Required action ▸ Look over the lines below. Report each one that includes the string "name".
● ● ● ● ●
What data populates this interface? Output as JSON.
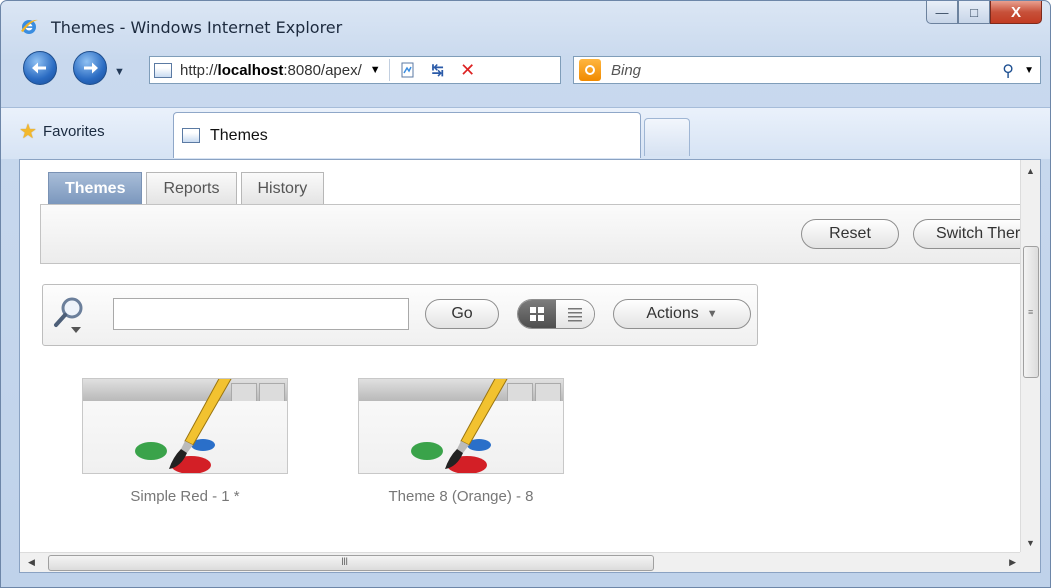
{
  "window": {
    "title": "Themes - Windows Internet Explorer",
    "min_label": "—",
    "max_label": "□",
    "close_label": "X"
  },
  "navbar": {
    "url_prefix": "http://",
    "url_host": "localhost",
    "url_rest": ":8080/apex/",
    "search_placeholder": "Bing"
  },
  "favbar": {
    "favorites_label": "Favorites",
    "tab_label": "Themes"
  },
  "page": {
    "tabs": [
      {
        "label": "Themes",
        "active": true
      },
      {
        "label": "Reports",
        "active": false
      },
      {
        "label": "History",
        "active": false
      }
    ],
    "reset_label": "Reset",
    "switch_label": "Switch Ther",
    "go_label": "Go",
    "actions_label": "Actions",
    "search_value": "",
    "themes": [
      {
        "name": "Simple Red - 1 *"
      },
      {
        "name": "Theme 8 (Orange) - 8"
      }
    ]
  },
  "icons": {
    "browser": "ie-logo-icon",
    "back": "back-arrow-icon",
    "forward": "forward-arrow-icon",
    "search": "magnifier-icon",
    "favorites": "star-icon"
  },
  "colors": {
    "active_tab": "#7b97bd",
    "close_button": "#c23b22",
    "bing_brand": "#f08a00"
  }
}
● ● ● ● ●
Task result ▸
        "name": "Simple Red - 1 *"
        "name": "Theme 8 (Orange) - 8"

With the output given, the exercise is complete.